Really?

So last week the hard drive on my iMac stopped working. I had tried to repair the drive and reinstall Mac OS X. In the end I bought a new external hard drive and decided a new approach and in my last blog post I discussed how I was using the migration assistant to copy files and settings from the defunct drive to the new external drive, and how I had to wait….

Having left my iMac overnight I came down the following morning, slightly apprehensive I looked in on the iMac, pressed the space bar, and I was rather downhearted to see the prohibitory symbol.

Mac prohibitory symbol

Oh no, this reminded me of 2017 when the fusion drive had failed.

It looked like the whole process hadn’t worked.

So I went to make coffee, but when I came back it had gone and I saw the Migration Assistant back in full flow finalising the migration. Maybe it had worked.

Once the migration process had finished I rebooted the iMac using the external drive and everything was working now.

Well not quite, though all my data was on the external hard drive, the settings needed to be updated and various applications needed passwords and all manner of things.

So my plan for the day was to work from the external hard drive and then later reformat the iMac hard drive and migrate the data back.

To be honest I got so fed up with the spinning beachball that I started the Migration Assistant just before lunch. I took the decision not to migrate some of the user accounts, as yes I wanted to retain the data, but didn’t need it on the main machine.

So I formatted the internal iMac fusion drive, checked the health of the drive and installed a fresh copy of OS X on there. I then started the Migration Assistant, taking the data and settings from the external drive and putting it back on the internal drive.

What was interesting was how much faster this process was from external hard drive to the internal drive compared to the other way round.

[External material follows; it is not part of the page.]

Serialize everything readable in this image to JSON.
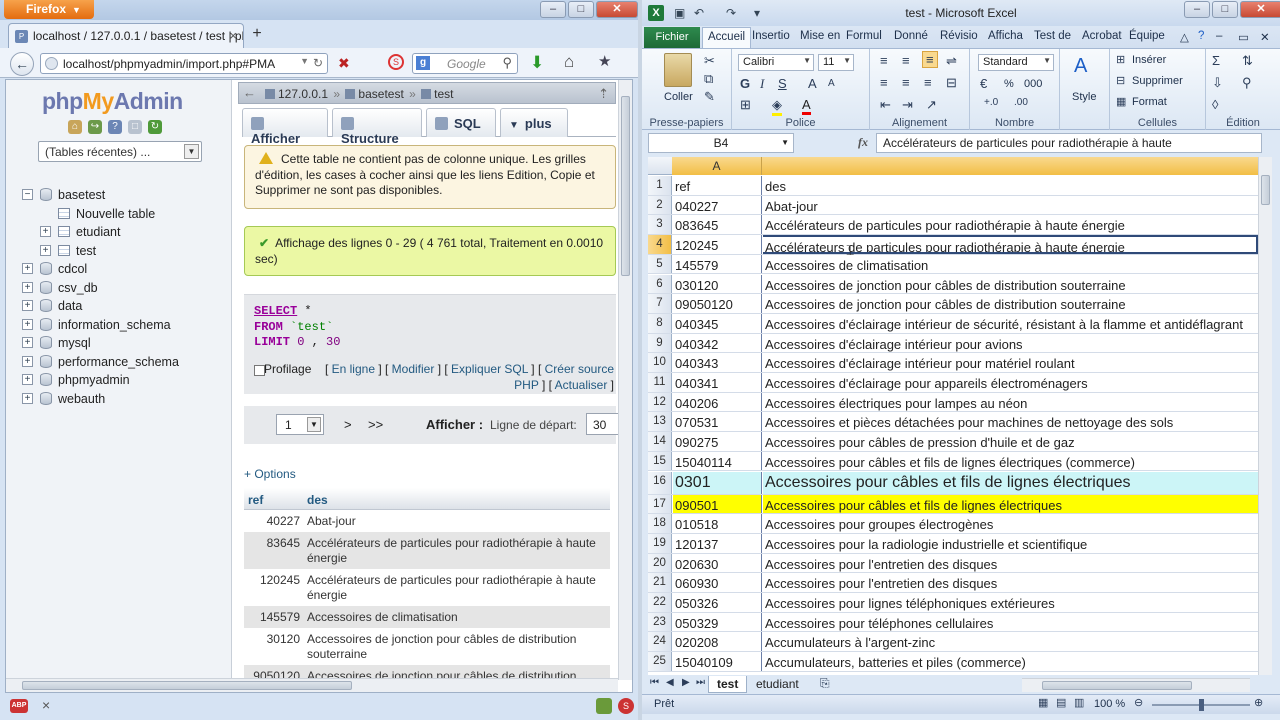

It was also interesting to note that once I had completed the migration, that unlike working from the external drive, as well as no spinning beachballs, most things were working just as they were before the crash.

So, so far, all seems to be working fine.

So I waited….

So last week the hard drive on my iMac stopped working. I had tried to repair the drive and reinstall Mac OS X. In the end I bought a new external hard drive and decided a new approach.

I took the decision that I would install Mac OS X on the external drive and then from there retrieve the files from the iMac hard drive.

I could then either reformat the iMac HDD and reinstall OS X or use the external drive as the main drive. Less keen on the latter option as the drive would be significantly slower than the fusion drive on the iMac.

I am hoping that it is a software issue with the drive and not a physical problem. Regardless I did want to take off the data and try a fresh install.

If that didn’t work, then it might be a trip to the Apple Genius Bar, but I didn’t fancy spending £300 on a replacement fusion drive, especially as the computer is now eight years old and having done this already before.

So I connected the drive to the iMac by the included USB-C to USB 3.0 cable and started the iMac off in recovery mode. I did try and install OS X onto the drive, but that wasn’t going to work as the default file structure on the drive when it shipped was FAT. So I started Disk Utility and formatted the drive to APFS ready for installing Mac OS X. This all worked and went to install OS X. 

This also worked and I was feeling quite pleased, however the real challenge was going to be was moving the data and documents over from the iMac hard drive to the external drive.

However I had forgotten about the Migration Assistant, a tool I had never used. Usually when I buy a new Mac I like to start from scratch and only install the apps I know I am going to use.

However this time I thought the Migration Assistant would be a better choice.

So I said yes in the OS X install screen and selected the internal iMac drive and selected all the files I wanted migrated and then waited….

As I was told it was going to take fifteen hours…

So I waited…

What should I do?

I started thinking about what I should do with my iMac now that it wouldn’t start and I couldn’t reinstall OS X onto it.

I knew I could copy files off it, so thought about whether I should start that. However that would mean using multiple drives and using another Mac. I knew that this would take time, as moving files from one mobile drive (well the iMac in disk mode) to another takes much longer than moving them from the internal HDD to an external HDD. The Mac mini I was using to connect to the iMac only had a small SDD so wasn’t an option.

In the end I decided that I would buy a new external hard drive. 

I went with the LaCie STHG4000400 External Hard Disk Drive. I went with the 4TB version in silver.

Though I went with the USB-C interface, I knew that included was a UBS-C to USB 3.0 cable I could use with the iMac.

Having ordered that with next day delivery I turned the iMac off and left it alone.